## WHAT TO PRODUCE:
Print the entries exactly as they appear, and omit any images.

Collection entries
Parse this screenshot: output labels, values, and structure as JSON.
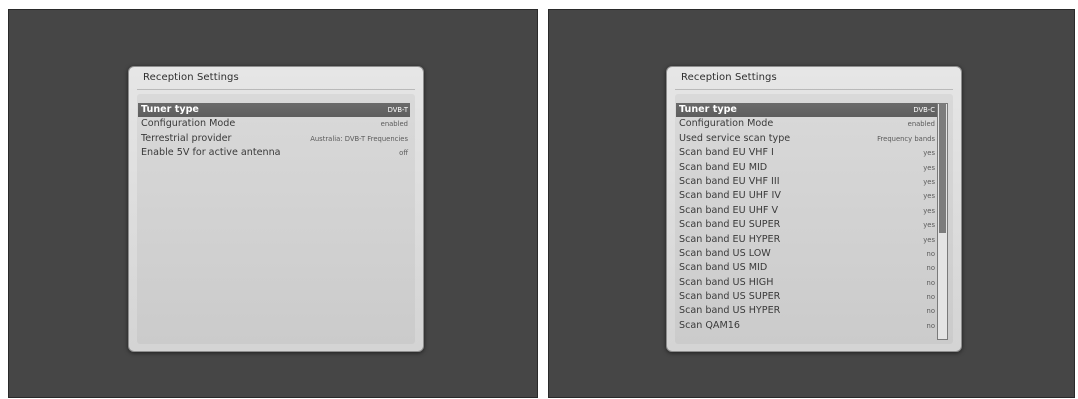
{
  "screens": [
    {
      "panel_title": "Reception Settings",
      "rows": [
        {
          "label": "Tuner type",
          "value": "DVB-T"
        },
        {
          "label": "Configuration Mode",
          "value": "enabled"
        },
        {
          "label": "Terrestrial provider",
          "value": "Australia: DVB-T Frequencies"
        },
        {
          "label": "Enable 5V for active antenna",
          "value": "off"
        }
      ],
      "selected_index": 0
    },
    {
      "panel_title": "Reception Settings",
      "rows": [
        {
          "label": "Tuner type",
          "value": "DVB-C"
        },
        {
          "label": "Configuration Mode",
          "value": "enabled"
        },
        {
          "label": "Used service scan type",
          "value": "Frequency bands"
        },
        {
          "label": "Scan band EU VHF I",
          "value": "yes"
        },
        {
          "label": "Scan band EU MID",
          "value": "yes"
        },
        {
          "label": "Scan band EU VHF III",
          "value": "yes"
        },
        {
          "label": "Scan band EU UHF IV",
          "value": "yes"
        },
        {
          "label": "Scan band EU UHF V",
          "value": "yes"
        },
        {
          "label": "Scan band EU SUPER",
          "value": "yes"
        },
        {
          "label": "Scan band EU HYPER",
          "value": "yes"
        },
        {
          "label": "Scan band US LOW",
          "value": "no"
        },
        {
          "label": "Scan band US MID",
          "value": "no"
        },
        {
          "label": "Scan band US HIGH",
          "value": "no"
        },
        {
          "label": "Scan band US SUPER",
          "value": "no"
        },
        {
          "label": "Scan band US HYPER",
          "value": "no"
        },
        {
          "label": "Scan QAM16",
          "value": "no"
        }
      ],
      "selected_index": 0,
      "scroll_fraction_visible": 0.55
    }
  ]
}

## ANSWER:
Parse this screenshot: output labels, values, and structure as JSON.
{
  "screens": [
    {
      "panel_title": "Reception Settings",
      "rows": [
        {
          "label": "Tuner type",
          "value": "DVB-T"
        },
        {
          "label": "Configuration Mode",
          "value": "enabled"
        },
        {
          "label": "Terrestrial provider",
          "value": "Australia: DVB-T Frequencies"
        },
        {
          "label": "Enable 5V for active antenna",
          "value": "off"
        }
      ],
      "selected_index": 0
    },
    {
      "panel_title": "Reception Settings",
      "rows": [
        {
          "label": "Tuner type",
          "value": "DVB-C"
        },
        {
          "label": "Configuration Mode",
          "value": "enabled"
        },
        {
          "label": "Used service scan type",
          "value": "Frequency bands"
        },
        {
          "label": "Scan band EU VHF I",
          "value": "yes"
        },
        {
          "label": "Scan band EU MID",
          "value": "yes"
        },
        {
          "label": "Scan band EU VHF III",
          "value": "yes"
        },
        {
          "label": "Scan band EU UHF IV",
          "value": "yes"
        },
        {
          "label": "Scan band EU UHF V",
          "value": "yes"
        },
        {
          "label": "Scan band EU SUPER",
          "value": "yes"
        },
        {
          "label": "Scan band EU HYPER",
          "value": "yes"
        },
        {
          "label": "Scan band US LOW",
          "value": "no"
        },
        {
          "label": "Scan band US MID",
          "value": "no"
        },
        {
          "label": "Scan band US HIGH",
          "value": "no"
        },
        {
          "label": "Scan band US SUPER",
          "value": "no"
        },
        {
          "label": "Scan band US HYPER",
          "value": "no"
        },
        {
          "label": "Scan QAM16",
          "value": "no"
        }
      ],
      "selected_index": 0,
      "scroll_fraction_visible": 0.55
    }
  ]
}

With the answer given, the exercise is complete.